Hearing the term blood lactate, or as it’s more commonly known, lactic acid, sends shivers down the spine of any athlete. For years it has been portrayed as the stuff of nightmares and depending on how apparently sadistic you are, you either avoid it like the plague or embrace it as an unconquerable challenge just so that you can “feel the burn”. However, as always, science has come to our rescue and has started to dispel the myths surrounding lactic acid.
So what actually is lactic acid? Technically, blood lactate and lactic acid are two different things. Blood lactate is a by-product of exercise metabolism. However, when lactate disappearance equals lactate production, blood lactate should not rise at all and you should not feel any sensation from this (Mann, 2016). Lactate is used in a number of ways by our bodies during exercise.
Firstly, lactate is oxidised and is converted into pyruvate and used as a substrate for aerobic respiration. For the endurance athletes out there, as long as exercise intensity (explained below) and blood lactate are monitored, this should be music to your ears. Secondly, under aerobic conditions, meaning that oxygen is present, lactate can be converted into muscle and liver glycogen (how our body stores glucose) and amino acids (the building blocks of our cells and muscle tissue). You’re probably thinking now, well what’s all the fuss about? This lactate stuff is brilliant!
Aerobic exercise uses oxygen to enable the athlete to perform whatever exercise they’re doing for a prolonged period of time depending on glycogen availability, hydration levels, endurance capacity and various other things. The presence of oxygen allows any blood lactate to be oxidised and the relatively low exercise intensity allows our body to remove lactate as it’s produced. However, when our exercise intensity increases, we start to work on ~50-75% of our aerobic capacity, thus, lactate production surpasses lactate oxidation or removal. This is where you need to worry.
The relative low tissue oxygen, our reliance on glycolysis (providing our muscles with energy without oxygen), activation of our fast twitch muscle fibres and reduced lactate removal are all factors that will lead to the classic painful experience of lactic acid.
So lactic acid is building, what now? Well, if you continue to increase your exercise intensity or remain training at the intensity at which you can no longer get rid of lactate at the same rate you are producing it, hydrogen ions and lactic acid will start to build up. Our bodies are absolutely majestic but incredibly sensitive and have a very specific range in which they can carry out metabolic processes.
At rest, our blood pH is ~7.2-7.5, so slightly above neutral. The same pH you’d expect from a bottle of mineral water. This allows the enzymes involved in respiration to work optimally so that your body can support whatever activity it is that you’re doing.
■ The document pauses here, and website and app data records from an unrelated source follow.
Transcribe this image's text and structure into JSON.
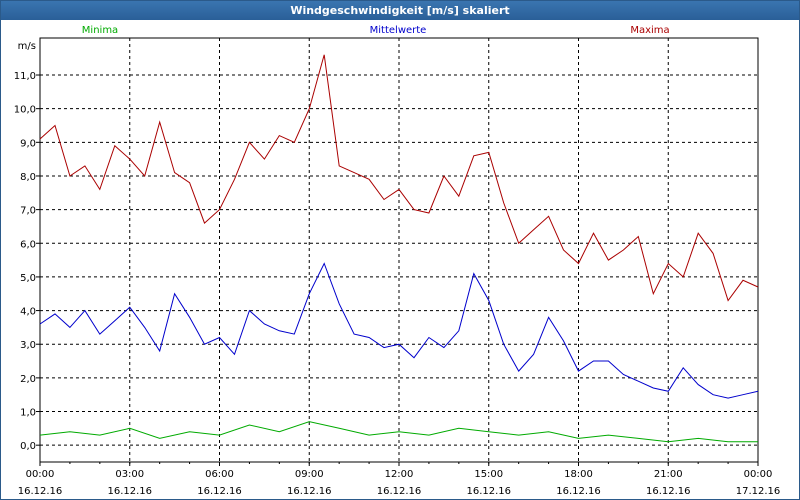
{
  "window": {
    "title": "Windgeschwindigkeit [m/s] skaliert"
  },
  "chart_data": {
    "type": "line",
    "ylabel": "m/s",
    "ylim": [
      -0.5,
      12.1
    ],
    "y_ticks": [
      "0,0",
      "1,0",
      "2,0",
      "3,0",
      "4,0",
      "5,0",
      "6,0",
      "7,0",
      "8,0",
      "9,0",
      "10,0",
      "11,0"
    ],
    "x_ticks": [
      {
        "time": "00:00",
        "date": "16.12.16"
      },
      {
        "time": "03:00",
        "date": "16.12.16"
      },
      {
        "time": "06:00",
        "date": "16.12.16"
      },
      {
        "time": "09:00",
        "date": "16.12.16"
      },
      {
        "time": "12:00",
        "date": "16.12.16"
      },
      {
        "time": "15:00",
        "date": "16.12.16"
      },
      {
        "time": "18:00",
        "date": "16.12.16"
      },
      {
        "time": "21:00",
        "date": "16.12.16"
      },
      {
        "time": "00:00",
        "date": "17.12.16"
      }
    ],
    "x_range_hours": [
      0,
      24
    ],
    "grid": true,
    "legend_position": "top",
    "series": [
      {
        "name": "Minima",
        "color": "#00aa00",
        "x": [
          0,
          1,
          2,
          3,
          4,
          5,
          6,
          7,
          8,
          9,
          10,
          11,
          12,
          13,
          14,
          15,
          16,
          17,
          18,
          19,
          20,
          21,
          22,
          23,
          24
        ],
        "values": [
          0.3,
          0.4,
          0.3,
          0.5,
          0.2,
          0.4,
          0.3,
          0.6,
          0.4,
          0.7,
          0.5,
          0.3,
          0.4,
          0.3,
          0.5,
          0.4,
          0.3,
          0.4,
          0.2,
          0.3,
          0.2,
          0.1,
          0.2,
          0.1,
          0.1
        ]
      },
      {
        "name": "Mittelwerte",
        "color": "#0000cc",
        "x": [
          0,
          0.5,
          1,
          1.5,
          2,
          2.5,
          3,
          3.5,
          4,
          4.5,
          5,
          5.5,
          6,
          6.5,
          7,
          7.5,
          8,
          8.5,
          9,
          9.5,
          10,
          10.5,
          11,
          11.5,
          12,
          12.5,
          13,
          13.5,
          14,
          14.5,
          15,
          15.5,
          16,
          16.5,
          17,
          17.5,
          18,
          18.5,
          19,
          19.5,
          20,
          20.5,
          21,
          21.5,
          22,
          22.5,
          23,
          23.5,
          24
        ],
        "values": [
          3.6,
          3.9,
          3.5,
          4.0,
          3.3,
          3.7,
          4.1,
          3.5,
          2.8,
          4.5,
          3.8,
          3.0,
          3.2,
          2.7,
          4.0,
          3.6,
          3.4,
          3.3,
          4.5,
          5.4,
          4.2,
          3.3,
          3.2,
          2.9,
          3.0,
          2.6,
          3.2,
          2.9,
          3.4,
          5.1,
          4.3,
          3.0,
          2.2,
          2.7,
          3.8,
          3.1,
          2.2,
          2.5,
          2.5,
          2.1,
          1.9,
          1.7,
          1.6,
          2.3,
          1.8,
          1.5,
          1.4,
          1.5,
          1.6
        ]
      },
      {
        "name": "Maxima",
        "color": "#aa0000",
        "x": [
          0,
          0.5,
          1,
          1.5,
          2,
          2.5,
          3,
          3.5,
          4,
          4.5,
          5,
          5.5,
          6,
          6.5,
          7,
          7.5,
          8,
          8.5,
          9,
          9.5,
          10,
          10.5,
          11,
          11.5,
          12,
          12.5,
          13,
          13.5,
          14,
          14.5,
          15,
          15.5,
          16,
          16.5,
          17,
          17.5,
          18,
          18.5,
          19,
          19.5,
          20,
          20.5,
          21,
          21.5,
          22,
          22.5,
          23,
          23.5,
          24
        ],
        "values": [
          9.1,
          9.5,
          8.0,
          8.3,
          7.6,
          8.9,
          8.5,
          8.0,
          9.6,
          8.1,
          7.8,
          6.6,
          7.0,
          7.9,
          9.0,
          8.5,
          9.2,
          9.0,
          10.0,
          11.6,
          8.3,
          8.1,
          7.9,
          7.3,
          7.6,
          7.0,
          6.9,
          8.0,
          7.4,
          8.6,
          8.7,
          7.2,
          6.0,
          6.4,
          6.8,
          5.8,
          5.4,
          6.3,
          5.5,
          5.8,
          6.2,
          4.5,
          5.4,
          5.0,
          6.3,
          5.7,
          4.3,
          4.9,
          4.7
        ]
      }
    ]
  }
}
As the hydrogen ions and lactic acid start to build, the pH of your blood starts to decrease and becomes slightly acidic at ~6.8. Your body can no longer work in these conditions and your exercise intensity will drop and you’ll start to feel that infamous “burn” (McArdle, Katch & Katch, 2010).
So, if you’re training in a gym where your coach has prescribed an absolute smash of a session and then proceeds to shout at you for not putting any effort in when you need to take a rest, find a new gym. You’re physiologically incapable of continuing until you have shuttled the hydrogen ions and lactic away and restored a more optimal pH for respiration to occur. Unfortunately, mind over matter won’t work. Nature always wins, always.
However, there are benefits of training at an intensity just shy of your lactate threshold at a stage called lactate turn point and aerobic training below any intensity that induces a build-up of lactate. Your ability to produce, dispose of and clear blood lactate increases (Messonnier, Emhoff, Fattor, Horning, Carlson & Brooks, 2013). Interval training at a high intensity can also increase both submaximal and maximal performance measures (Seiler, Joranson, Olesen & Hetlelid, 2011) and increase mitochondrial density within the muscle, meaning you have more power stations in your muscle to further enhance your performance (Neal et al, 2012).